The housing sector is an interest-sensitive one—business cycles and changes in monetary policy impact housing more than other sectors, such as manufacturing. With mortgage rates more than doubling last year, affordability will continue to weigh on the housing market in the near term. Rates are unlikely to go down by much this year as the Fed keeps its focus on inflation, which may have eased a bit from the highs of June 2022, but nevertheless, is elevated compared to the Fed’s target of 2%. And although home prices have declined, quantum of decline is hardly enough to offset high borrowing costs.
Yet, the current downturn in housing is more of a cyclical one than being driven by structural deficiencies as happened during 2006–2009. According to Deloitte’s baseline forecast, real investment in private housing is expected to decline by 8.8% in 2023, following a slightly larger contraction in 2022. Residential investment is, however, expected to recover next year if the economy stabilizes, inflation goes down, and the Fed gradually moves away from its tightening stance. Housing starts, too, are expected to contract this year before recovering next year (figure 9). A recession, however, will have a bigger impact, with investment in private housing and housing starts likely to contract by more than in the baseline scenario; in such an economic downturn, any recovery is expected to start only in the second half of 2024.
Growth in housing, however, will face challenges over the long term from demographics.
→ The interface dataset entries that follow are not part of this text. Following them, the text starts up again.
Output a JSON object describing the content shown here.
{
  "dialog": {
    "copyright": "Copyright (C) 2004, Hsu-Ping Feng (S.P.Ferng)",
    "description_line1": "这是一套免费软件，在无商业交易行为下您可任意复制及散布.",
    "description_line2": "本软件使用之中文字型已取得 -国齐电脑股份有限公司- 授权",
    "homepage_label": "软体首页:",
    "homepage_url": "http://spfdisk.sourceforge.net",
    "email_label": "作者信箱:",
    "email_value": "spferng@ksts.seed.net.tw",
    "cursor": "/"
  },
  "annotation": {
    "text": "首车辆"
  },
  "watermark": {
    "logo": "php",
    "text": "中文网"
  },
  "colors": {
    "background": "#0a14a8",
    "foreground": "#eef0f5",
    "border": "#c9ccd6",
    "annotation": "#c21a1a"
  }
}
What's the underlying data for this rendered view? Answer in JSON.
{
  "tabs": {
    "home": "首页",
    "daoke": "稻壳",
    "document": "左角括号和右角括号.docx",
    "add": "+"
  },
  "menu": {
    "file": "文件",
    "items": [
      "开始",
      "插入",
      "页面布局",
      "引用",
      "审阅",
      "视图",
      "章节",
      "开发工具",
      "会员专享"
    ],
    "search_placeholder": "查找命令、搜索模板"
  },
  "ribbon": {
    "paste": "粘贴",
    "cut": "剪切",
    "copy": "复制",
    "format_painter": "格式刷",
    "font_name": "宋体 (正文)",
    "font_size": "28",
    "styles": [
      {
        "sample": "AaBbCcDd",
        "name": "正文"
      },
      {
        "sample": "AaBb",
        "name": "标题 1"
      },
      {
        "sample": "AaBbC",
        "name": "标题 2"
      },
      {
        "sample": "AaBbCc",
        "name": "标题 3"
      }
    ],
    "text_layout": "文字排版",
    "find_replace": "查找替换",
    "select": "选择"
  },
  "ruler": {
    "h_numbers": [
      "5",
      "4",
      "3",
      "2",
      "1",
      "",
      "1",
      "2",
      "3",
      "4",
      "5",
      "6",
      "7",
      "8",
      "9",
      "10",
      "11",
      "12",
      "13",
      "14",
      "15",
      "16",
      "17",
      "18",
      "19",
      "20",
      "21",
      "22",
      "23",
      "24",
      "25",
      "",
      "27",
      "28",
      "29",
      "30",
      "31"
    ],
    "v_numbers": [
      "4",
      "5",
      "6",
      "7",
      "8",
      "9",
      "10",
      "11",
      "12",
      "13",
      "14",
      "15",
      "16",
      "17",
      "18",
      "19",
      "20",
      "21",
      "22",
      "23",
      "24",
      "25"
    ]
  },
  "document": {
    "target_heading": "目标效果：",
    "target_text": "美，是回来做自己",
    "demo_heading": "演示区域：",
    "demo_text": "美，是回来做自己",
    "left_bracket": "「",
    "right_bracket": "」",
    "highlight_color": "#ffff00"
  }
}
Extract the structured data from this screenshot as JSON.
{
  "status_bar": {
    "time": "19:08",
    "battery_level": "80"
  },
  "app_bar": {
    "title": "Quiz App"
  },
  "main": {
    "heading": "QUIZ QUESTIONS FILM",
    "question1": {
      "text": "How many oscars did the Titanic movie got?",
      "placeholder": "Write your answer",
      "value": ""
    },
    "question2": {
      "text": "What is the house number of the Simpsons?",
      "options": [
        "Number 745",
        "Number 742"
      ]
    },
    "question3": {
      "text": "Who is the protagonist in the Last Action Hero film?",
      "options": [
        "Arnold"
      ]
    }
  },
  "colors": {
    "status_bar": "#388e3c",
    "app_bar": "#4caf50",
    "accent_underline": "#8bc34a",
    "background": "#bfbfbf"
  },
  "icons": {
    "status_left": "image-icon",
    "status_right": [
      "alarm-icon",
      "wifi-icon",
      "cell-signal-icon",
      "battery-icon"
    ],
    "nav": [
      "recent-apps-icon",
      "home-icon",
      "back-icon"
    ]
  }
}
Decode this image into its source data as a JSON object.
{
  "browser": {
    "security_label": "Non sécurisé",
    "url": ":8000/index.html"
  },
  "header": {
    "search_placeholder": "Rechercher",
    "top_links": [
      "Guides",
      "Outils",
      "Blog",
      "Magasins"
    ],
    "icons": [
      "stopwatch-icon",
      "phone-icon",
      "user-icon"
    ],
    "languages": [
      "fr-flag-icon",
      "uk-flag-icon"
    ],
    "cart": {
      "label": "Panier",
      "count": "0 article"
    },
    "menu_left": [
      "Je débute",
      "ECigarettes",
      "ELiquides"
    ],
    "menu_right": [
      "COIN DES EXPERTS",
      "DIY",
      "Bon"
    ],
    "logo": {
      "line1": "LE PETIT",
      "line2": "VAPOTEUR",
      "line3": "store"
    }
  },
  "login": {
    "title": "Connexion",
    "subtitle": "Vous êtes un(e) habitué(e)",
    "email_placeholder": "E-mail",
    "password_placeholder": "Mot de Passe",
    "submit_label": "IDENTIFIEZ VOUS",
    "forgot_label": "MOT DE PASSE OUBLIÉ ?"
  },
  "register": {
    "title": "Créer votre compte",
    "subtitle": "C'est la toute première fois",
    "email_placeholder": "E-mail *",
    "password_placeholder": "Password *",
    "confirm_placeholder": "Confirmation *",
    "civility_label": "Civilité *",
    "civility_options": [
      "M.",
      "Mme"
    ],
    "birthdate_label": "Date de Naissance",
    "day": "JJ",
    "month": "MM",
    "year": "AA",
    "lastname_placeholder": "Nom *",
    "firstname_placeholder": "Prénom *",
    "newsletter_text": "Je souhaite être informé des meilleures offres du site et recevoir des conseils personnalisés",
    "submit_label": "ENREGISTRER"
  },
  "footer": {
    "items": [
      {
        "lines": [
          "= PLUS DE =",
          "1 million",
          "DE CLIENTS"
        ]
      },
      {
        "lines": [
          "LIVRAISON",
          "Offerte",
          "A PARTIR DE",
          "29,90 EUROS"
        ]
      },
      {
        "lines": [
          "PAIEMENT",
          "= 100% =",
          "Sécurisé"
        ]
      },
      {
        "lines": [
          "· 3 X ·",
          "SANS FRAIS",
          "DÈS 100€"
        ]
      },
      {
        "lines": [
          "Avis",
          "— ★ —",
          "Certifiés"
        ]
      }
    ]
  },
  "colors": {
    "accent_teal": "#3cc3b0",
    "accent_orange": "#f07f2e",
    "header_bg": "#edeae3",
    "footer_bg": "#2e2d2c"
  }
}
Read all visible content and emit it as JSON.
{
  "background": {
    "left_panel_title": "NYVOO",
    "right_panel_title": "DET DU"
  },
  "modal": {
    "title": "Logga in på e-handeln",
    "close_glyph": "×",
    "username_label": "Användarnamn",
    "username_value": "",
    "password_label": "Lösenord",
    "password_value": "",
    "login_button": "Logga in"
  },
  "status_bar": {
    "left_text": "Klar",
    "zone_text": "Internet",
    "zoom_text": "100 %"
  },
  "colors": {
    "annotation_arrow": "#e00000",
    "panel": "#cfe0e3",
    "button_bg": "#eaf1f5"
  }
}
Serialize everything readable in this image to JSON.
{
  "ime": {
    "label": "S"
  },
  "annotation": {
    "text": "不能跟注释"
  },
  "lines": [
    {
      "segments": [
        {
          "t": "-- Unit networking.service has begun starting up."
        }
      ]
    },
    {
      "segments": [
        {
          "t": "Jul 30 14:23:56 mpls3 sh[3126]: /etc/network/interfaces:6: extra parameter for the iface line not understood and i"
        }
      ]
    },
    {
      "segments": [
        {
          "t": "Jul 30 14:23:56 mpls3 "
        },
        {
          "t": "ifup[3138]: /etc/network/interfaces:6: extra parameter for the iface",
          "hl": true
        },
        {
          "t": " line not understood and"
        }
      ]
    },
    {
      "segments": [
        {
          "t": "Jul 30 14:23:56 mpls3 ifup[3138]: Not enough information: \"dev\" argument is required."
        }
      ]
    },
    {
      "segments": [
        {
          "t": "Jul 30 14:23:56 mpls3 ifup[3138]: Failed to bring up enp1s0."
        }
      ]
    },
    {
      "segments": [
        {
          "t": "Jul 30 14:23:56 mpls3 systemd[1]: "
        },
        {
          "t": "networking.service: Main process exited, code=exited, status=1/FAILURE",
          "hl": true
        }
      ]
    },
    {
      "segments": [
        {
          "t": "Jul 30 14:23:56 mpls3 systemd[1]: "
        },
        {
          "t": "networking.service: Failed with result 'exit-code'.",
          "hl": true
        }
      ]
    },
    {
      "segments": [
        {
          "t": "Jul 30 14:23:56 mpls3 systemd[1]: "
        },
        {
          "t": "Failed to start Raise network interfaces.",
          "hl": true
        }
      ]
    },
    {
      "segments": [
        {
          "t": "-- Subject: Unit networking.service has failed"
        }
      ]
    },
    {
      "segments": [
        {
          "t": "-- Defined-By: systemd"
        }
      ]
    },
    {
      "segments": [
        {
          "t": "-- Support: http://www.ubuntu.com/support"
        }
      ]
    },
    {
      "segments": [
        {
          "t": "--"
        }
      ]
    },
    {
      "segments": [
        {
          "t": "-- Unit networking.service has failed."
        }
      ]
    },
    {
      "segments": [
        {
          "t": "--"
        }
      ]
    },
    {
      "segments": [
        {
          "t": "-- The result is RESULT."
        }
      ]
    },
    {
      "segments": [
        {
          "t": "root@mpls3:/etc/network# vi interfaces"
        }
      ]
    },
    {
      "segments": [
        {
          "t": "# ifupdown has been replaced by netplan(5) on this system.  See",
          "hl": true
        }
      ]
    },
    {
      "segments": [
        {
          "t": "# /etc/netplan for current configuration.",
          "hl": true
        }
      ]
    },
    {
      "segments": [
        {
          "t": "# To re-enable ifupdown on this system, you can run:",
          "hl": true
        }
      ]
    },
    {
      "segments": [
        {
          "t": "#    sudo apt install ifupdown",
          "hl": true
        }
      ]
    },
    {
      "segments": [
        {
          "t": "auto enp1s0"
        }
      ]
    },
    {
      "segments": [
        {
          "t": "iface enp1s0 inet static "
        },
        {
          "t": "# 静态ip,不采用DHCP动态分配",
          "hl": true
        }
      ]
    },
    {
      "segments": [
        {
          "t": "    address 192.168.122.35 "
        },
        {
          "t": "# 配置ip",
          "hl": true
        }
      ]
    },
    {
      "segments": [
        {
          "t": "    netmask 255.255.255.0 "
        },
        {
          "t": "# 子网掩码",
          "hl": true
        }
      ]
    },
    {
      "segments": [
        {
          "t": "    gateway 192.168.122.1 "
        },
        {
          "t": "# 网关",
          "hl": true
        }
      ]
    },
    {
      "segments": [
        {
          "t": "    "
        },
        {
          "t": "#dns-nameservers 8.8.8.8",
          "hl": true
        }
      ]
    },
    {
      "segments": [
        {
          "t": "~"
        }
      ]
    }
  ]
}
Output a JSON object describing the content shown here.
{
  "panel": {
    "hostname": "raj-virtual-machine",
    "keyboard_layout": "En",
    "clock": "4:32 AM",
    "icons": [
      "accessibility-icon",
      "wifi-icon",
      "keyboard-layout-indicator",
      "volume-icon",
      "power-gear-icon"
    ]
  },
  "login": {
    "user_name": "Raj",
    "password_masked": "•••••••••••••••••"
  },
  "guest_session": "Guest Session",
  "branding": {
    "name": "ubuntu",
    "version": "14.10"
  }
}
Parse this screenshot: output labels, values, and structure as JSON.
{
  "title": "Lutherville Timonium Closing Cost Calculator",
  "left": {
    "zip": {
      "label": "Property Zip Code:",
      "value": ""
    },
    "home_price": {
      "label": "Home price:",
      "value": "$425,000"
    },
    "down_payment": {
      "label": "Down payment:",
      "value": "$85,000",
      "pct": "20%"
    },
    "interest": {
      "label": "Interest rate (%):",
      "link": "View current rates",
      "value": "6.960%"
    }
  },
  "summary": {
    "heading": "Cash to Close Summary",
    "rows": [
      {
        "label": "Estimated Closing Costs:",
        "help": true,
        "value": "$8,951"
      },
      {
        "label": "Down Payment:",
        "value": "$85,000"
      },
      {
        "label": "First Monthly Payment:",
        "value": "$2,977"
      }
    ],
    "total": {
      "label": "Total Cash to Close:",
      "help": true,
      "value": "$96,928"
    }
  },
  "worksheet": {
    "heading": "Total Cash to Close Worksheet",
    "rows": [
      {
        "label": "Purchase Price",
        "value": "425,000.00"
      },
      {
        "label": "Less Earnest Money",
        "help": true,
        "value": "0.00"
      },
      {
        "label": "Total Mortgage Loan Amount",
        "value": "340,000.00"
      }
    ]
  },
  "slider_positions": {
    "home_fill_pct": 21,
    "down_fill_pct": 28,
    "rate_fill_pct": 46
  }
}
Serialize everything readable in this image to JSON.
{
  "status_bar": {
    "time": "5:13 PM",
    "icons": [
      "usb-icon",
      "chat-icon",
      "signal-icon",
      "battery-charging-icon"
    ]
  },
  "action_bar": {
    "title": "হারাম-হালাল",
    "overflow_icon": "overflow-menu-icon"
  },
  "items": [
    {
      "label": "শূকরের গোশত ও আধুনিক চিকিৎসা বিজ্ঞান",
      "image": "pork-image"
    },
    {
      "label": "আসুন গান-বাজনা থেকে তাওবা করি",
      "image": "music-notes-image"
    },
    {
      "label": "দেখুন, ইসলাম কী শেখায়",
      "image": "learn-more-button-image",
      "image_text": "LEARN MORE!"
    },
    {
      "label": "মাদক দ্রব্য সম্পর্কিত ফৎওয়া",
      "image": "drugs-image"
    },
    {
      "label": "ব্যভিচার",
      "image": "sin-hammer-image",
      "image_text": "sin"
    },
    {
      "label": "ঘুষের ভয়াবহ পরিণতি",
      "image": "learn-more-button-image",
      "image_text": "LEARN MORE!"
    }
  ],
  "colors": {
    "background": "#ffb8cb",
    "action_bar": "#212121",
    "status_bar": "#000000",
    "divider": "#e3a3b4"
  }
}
Population growth—a key driver of housing over the long-term in developed economies—has been slowing steadily in the United States and is likely to slip below an average of 0.5% by the end of the 2030s, according to projections by the Census Bureau (figure 10).8 With homeownership relatively elevated at 66%—lower than the peak of 69.2% in Q1 2004 but higher than levels in the early 1990s—it is unlikely that slower population growth over the next decade will be able to support housing growth as strong as what has been seen in the post-war era.
United States Bureau of Labor Statistics and United States Federal Reserve (sourced using Haver Analytics in January 2023). Unless otherwise stated, all data is sourced using Haver Analytics.View in Article
United States Census Bureau, “Housing data,” sourced using Haver Analytics, January 2023. Unless stated otherwise, all data on housing is mostly from this source.View in Article
National Association of Realtors, “Total existing home sales,” sourced using Haver Analytics, January 2023.View in Article
United States Census Bureau, National Accounts data, sourced using Haver Analytics, January 2023. All data on residential and business investment is from this source.View in Article
National Association of Realtors, “Total existing home sales.”View in Article
S&P CoreLogic Case Shiller home price index, sourced using Haver Analytics, January 2023.View in Article
National Association of Realtors, sourced using Haver Analytics, January 2023.View in Article
United States Census Bureau, “Resident population projections,” sourced using Haver Analytics, January 2023.View in Article
Cover image by: Govindh Raj